But looking at the preseason rankings was a laugh-out-loud moment upon seeing Geno's squad not No. 1, not No. 2 but ranked No. 3 in the country. Ludicrous. Off year or not, UConn is No. 1 until another team proves otherwise. Fast-forward eight weeks and UConn has dispatched the preseasons Nos. 1, 2, 6 and 7 and is back where it belongs: a unanimous No. 1.
Roger Federer's last, best Grand Slam shot
The 34-year-old Federer, four years removed from his last major title, cruised through the first 10 days at Wimbledon without dropping a set before coming back from two down to defeat Marin Cilic in a quarterfinal classic in which Federer saved three match points. Up next was Milos Raonic, the 25-year-old Canadian without a Grand Slam final to his name who Federer had defeated in nine of 11 career meetings.
Federer played flawlessly in the second and third sets and was serving at 40-love in the fourth to get to a tiebreak that would have put him in the finals of a tournament that had seen Novak Djokovic exit a week earlier. This was Federer's time. His long-awaited cherry on top. But Raonic hit a forehand winner to get to 40-15 and then Federer - not just uncharacteristically but unfathomably - double-faulted twice to get the game to deuce. Raonic won it and a tight fifth set.
Hours later, Andy Murray, who Federer had defeated five straight times including a straight-set thumping in last year's tournament, advanced to the final. An injured Federer wouldn't play again the rest of the year and will resume his quest for one more major next month in Melbourne, knowing he might have left his last best shot on the grass of Centre Court last July. On the bright side, he was said to be more fashionable than Jordan Catalano and a number of Taylor Swift exes, past and future. It's all about perspective.
The end of the Cowboys' 20-year slump

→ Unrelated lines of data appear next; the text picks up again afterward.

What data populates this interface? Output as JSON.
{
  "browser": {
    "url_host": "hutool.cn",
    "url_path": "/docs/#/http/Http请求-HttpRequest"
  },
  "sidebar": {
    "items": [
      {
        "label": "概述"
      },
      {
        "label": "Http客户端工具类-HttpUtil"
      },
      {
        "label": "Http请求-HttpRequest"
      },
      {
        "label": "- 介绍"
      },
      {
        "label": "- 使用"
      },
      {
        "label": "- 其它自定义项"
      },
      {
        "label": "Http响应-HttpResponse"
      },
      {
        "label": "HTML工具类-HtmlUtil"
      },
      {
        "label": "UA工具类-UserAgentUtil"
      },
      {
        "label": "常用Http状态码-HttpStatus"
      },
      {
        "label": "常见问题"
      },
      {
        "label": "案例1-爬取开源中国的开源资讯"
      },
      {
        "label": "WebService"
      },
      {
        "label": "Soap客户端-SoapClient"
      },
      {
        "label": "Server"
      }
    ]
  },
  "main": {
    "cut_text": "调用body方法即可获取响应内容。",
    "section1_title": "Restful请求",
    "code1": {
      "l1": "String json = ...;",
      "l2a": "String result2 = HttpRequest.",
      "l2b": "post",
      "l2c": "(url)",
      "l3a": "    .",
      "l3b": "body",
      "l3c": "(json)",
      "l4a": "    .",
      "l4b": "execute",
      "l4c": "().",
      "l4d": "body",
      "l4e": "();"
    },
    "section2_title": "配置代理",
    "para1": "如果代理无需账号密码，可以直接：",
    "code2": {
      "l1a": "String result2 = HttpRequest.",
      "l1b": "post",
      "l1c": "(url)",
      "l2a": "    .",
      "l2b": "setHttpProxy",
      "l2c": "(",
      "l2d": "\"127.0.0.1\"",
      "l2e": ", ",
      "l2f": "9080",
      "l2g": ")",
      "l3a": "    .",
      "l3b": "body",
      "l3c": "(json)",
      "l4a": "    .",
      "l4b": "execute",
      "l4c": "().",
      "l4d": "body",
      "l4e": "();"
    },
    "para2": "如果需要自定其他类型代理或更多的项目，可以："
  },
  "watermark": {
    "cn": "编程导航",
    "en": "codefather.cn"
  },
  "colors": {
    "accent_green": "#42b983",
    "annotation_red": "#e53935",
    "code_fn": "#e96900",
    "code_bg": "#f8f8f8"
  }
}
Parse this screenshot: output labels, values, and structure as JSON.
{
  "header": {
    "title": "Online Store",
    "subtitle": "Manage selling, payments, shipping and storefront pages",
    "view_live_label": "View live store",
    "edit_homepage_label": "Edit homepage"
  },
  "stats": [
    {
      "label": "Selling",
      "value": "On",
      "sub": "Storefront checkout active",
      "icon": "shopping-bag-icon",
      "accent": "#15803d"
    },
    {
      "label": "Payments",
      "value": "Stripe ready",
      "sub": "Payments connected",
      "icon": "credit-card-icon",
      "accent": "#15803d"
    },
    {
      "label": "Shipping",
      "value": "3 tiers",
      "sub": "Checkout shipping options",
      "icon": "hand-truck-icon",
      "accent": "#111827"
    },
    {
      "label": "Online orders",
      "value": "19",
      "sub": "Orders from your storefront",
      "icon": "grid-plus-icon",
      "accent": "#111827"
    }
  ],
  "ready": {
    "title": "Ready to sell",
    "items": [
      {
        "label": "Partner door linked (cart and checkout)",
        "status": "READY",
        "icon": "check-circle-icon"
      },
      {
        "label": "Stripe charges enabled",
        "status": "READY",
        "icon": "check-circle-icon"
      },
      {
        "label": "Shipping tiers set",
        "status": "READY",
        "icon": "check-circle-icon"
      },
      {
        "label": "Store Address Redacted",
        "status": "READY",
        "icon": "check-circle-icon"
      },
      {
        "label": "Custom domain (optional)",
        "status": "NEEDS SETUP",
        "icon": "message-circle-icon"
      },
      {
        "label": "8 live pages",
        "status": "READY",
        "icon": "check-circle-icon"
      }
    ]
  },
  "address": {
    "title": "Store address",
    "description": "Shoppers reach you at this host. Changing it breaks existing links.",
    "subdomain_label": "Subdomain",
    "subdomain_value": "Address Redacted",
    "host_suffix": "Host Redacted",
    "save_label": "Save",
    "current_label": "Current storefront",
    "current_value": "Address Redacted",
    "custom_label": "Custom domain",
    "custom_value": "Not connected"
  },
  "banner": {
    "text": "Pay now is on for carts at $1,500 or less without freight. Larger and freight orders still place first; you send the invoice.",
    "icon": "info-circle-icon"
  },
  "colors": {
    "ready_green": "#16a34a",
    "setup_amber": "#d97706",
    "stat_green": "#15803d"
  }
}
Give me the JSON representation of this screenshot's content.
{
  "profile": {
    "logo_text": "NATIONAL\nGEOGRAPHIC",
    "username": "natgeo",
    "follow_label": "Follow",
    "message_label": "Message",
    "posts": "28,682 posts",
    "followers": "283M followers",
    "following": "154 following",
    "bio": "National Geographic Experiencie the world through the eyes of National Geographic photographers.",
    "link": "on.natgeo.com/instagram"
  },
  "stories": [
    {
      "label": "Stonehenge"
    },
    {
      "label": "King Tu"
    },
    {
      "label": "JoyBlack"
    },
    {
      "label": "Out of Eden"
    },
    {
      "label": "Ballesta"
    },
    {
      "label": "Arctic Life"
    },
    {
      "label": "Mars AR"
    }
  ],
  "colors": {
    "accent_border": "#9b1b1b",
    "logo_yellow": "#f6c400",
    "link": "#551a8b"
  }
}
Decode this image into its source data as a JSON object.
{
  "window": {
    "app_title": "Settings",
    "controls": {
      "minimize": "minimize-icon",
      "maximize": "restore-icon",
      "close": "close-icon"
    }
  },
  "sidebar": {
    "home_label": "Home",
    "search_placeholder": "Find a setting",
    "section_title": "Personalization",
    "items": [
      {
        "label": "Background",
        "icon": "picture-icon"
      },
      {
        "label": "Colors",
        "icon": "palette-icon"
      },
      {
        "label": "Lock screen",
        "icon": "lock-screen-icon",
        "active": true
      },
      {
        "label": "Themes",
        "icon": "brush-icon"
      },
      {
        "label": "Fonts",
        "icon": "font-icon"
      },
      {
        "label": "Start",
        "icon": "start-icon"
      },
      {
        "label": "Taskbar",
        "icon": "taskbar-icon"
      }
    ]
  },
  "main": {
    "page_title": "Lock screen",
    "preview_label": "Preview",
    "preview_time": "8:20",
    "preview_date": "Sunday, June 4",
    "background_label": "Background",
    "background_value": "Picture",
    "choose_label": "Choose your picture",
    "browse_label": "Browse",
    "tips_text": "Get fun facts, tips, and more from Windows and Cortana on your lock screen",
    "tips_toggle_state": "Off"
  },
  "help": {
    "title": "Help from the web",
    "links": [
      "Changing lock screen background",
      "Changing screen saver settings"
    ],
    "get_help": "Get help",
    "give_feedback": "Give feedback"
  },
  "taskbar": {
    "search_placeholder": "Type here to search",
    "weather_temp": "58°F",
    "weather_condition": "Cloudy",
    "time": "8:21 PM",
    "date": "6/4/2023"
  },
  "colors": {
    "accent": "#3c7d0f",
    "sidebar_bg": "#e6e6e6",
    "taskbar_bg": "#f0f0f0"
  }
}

2016 ended up being the best year the Dallas Cowboys have had in two decades. And since their inevitable loss in the divisional playoffs won't happen until 2017, it'll stay that way.